But don’t think we’ll get away with paying ultimately only 76 cents more a gallon in hidden taxes on top of the 68.14 cents a gallon in taxes we already pay in California that’s second only to New York at 68.9 cents a gallon in taxes.

Sacramento and Washington, D.C. have been hit with a double whammy: Falling fuel prices triggered by the shale oil boom and increased fuel economy.

The U.S. Energy Information Agency has noted America’s annual gasoline consumption has been dropping steadily since 2007.

That means less tax has been collected specifically for freeways and other road work plus to subsidize mass transit.

And in California, it means less state sales tax as well.

Some have suggested equipping cars with global position units so the state can assess a per mile driven tax to pay for road construction and upkeep as well as subsidize mass transit. That, however, doesn’t address a drop in general sales tax.

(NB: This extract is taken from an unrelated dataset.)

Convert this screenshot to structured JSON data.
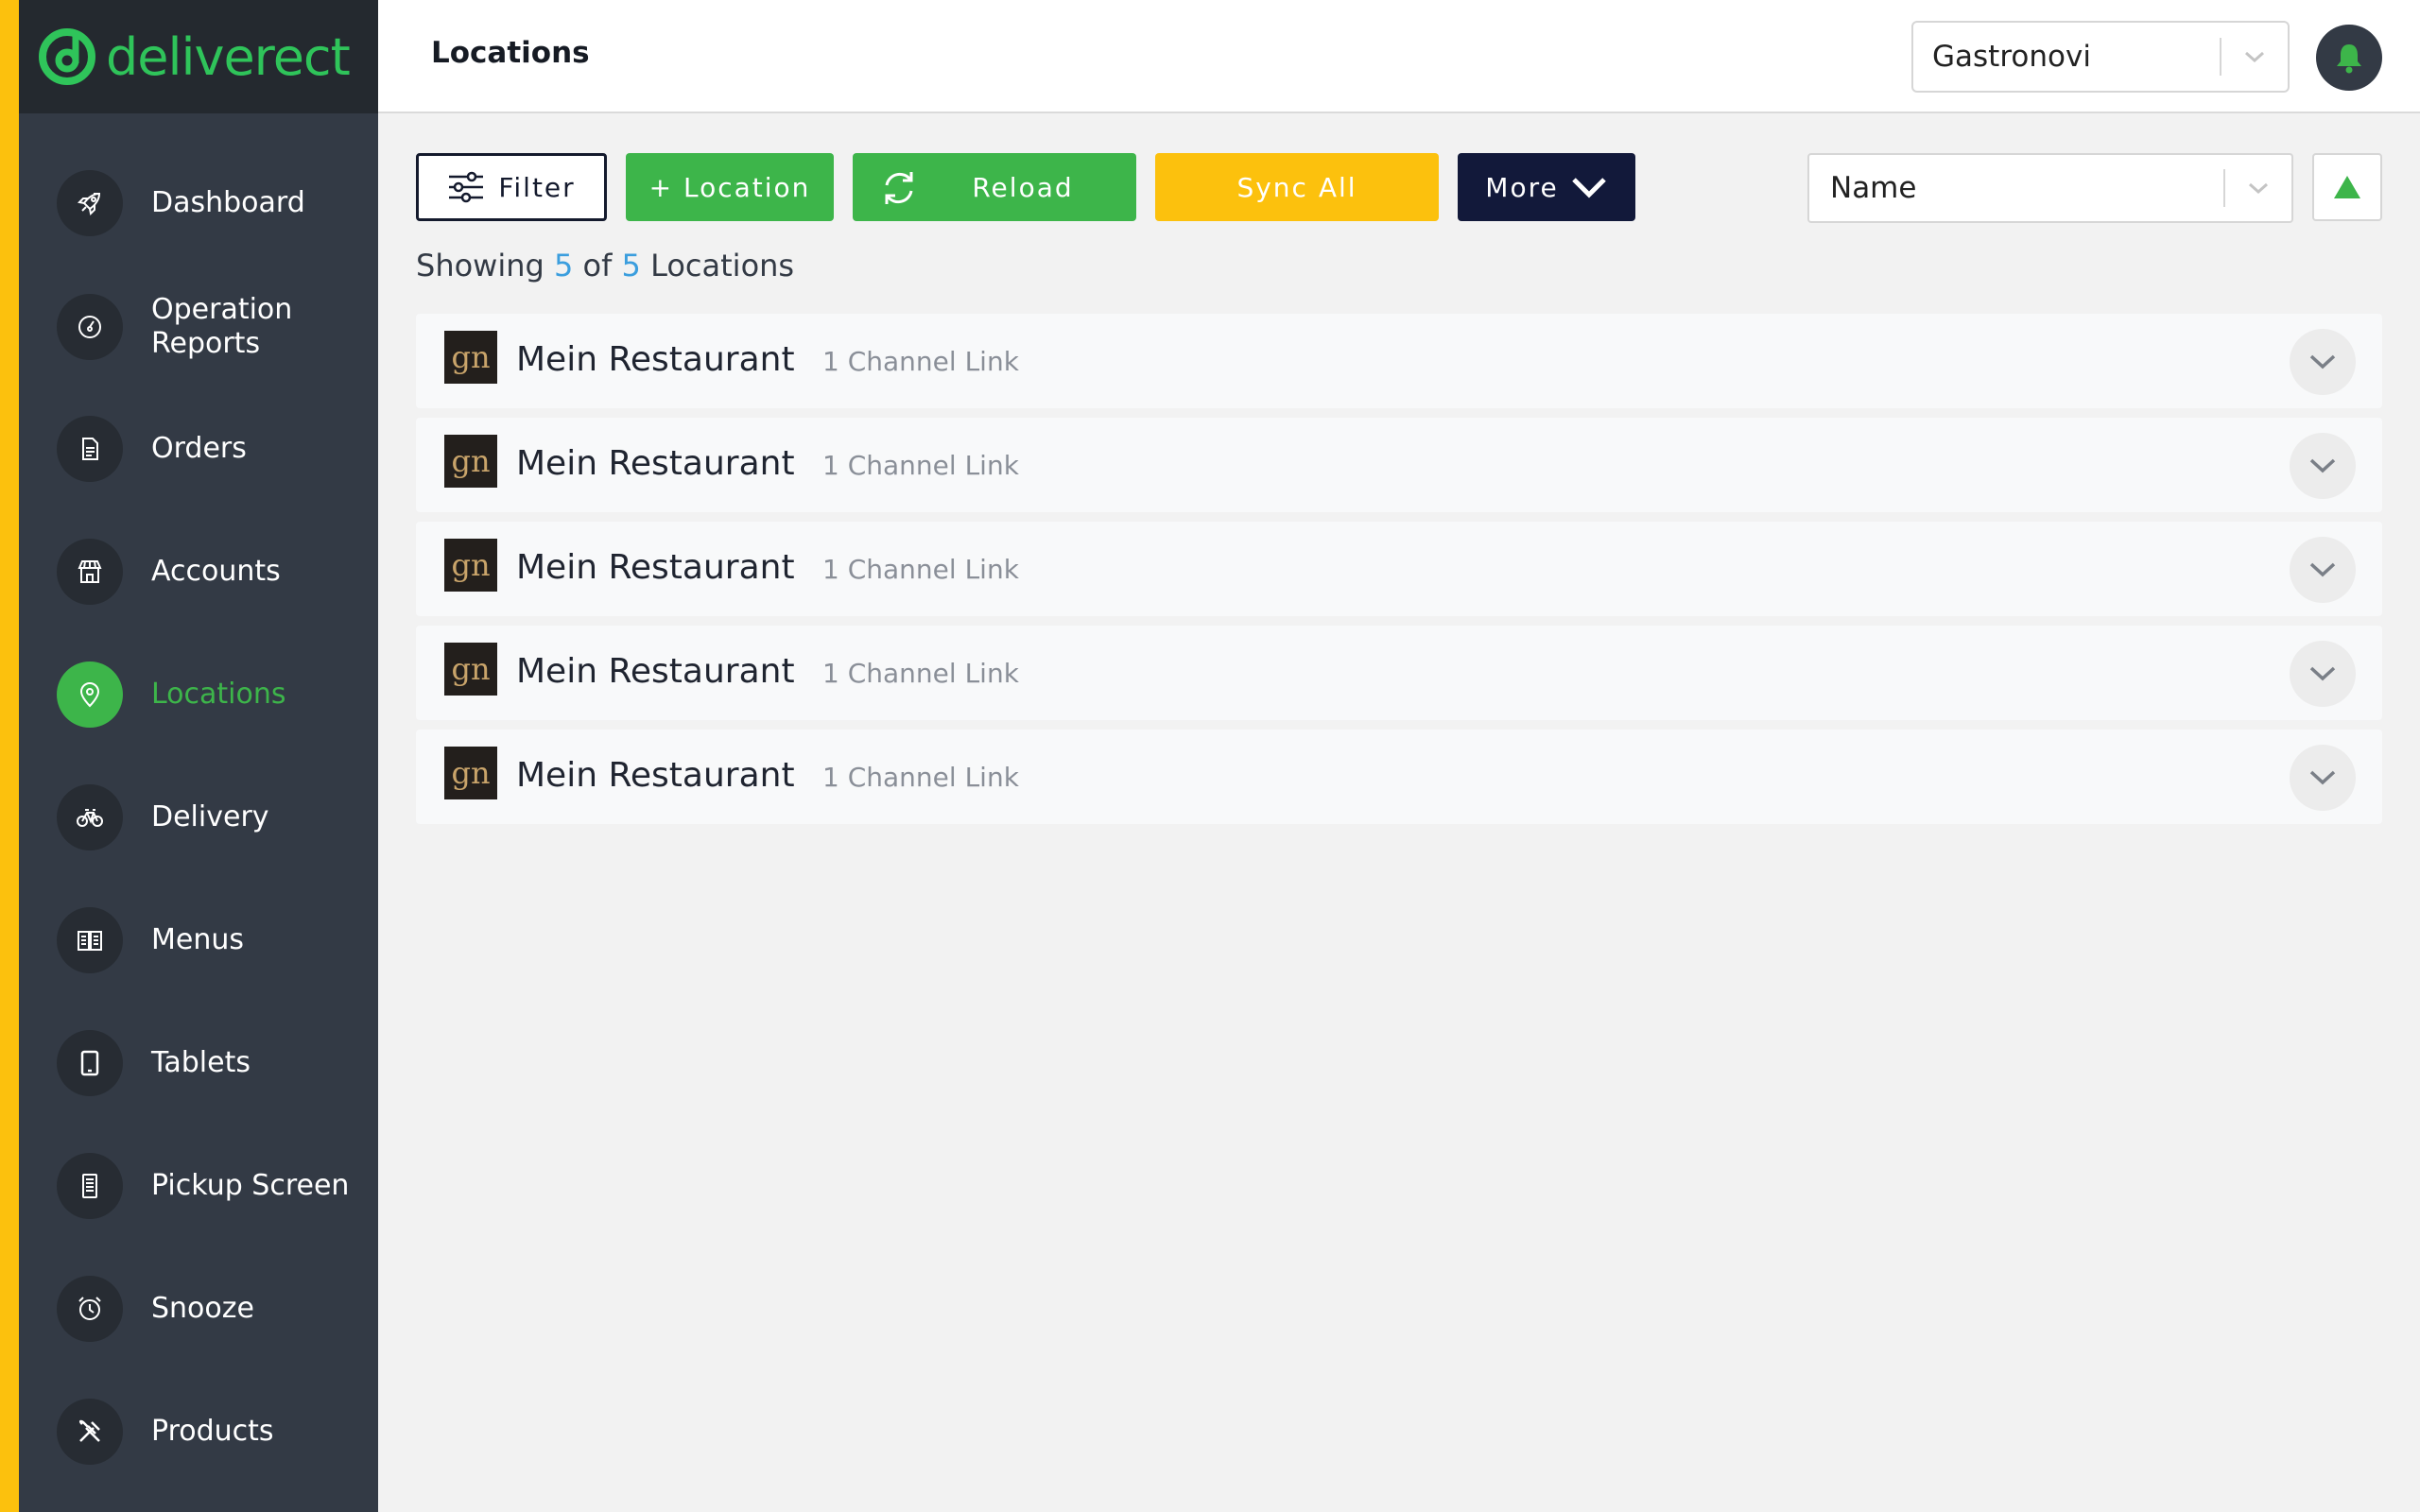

Then there is the issue of people now being forced to drive more fuel efficient vehicles based on operating costs of which gas is the biggest chunk. Over the years Detroit auto executives as well as the Elon Musks of the world who benefit from fossil fuels being expensive have argued America needs a draconian gas tax like Europe to force consumers to switch to other energy technologies such as electric cars and ethanol fuel. The reason they make that argument is they have invested heavily — either on their own or with mandates aimed at their heads by the government — into alternative “green” technologies.

Of course, politicians will come to their rescue and impose new taxes. Elon Musk and Warren Buffet are too big to fail.

As far as the rest of us, we’re the 99 percent that serves as collateral damage to politicians’ efforts to make their cronies rich.

So enjoy sub-$3 a gallon gas while you can. Even if cheap oil continues to flow the additional taxes at the pump — hidden and visible — will go up in just a few months.

This column is the opinion of executive editor, Dennis Wyatt, and does not necessarily represent the opinion of The Bulletin or Morris Newspaper Corp. of CA.  He can be contacted at or 209.249.3519.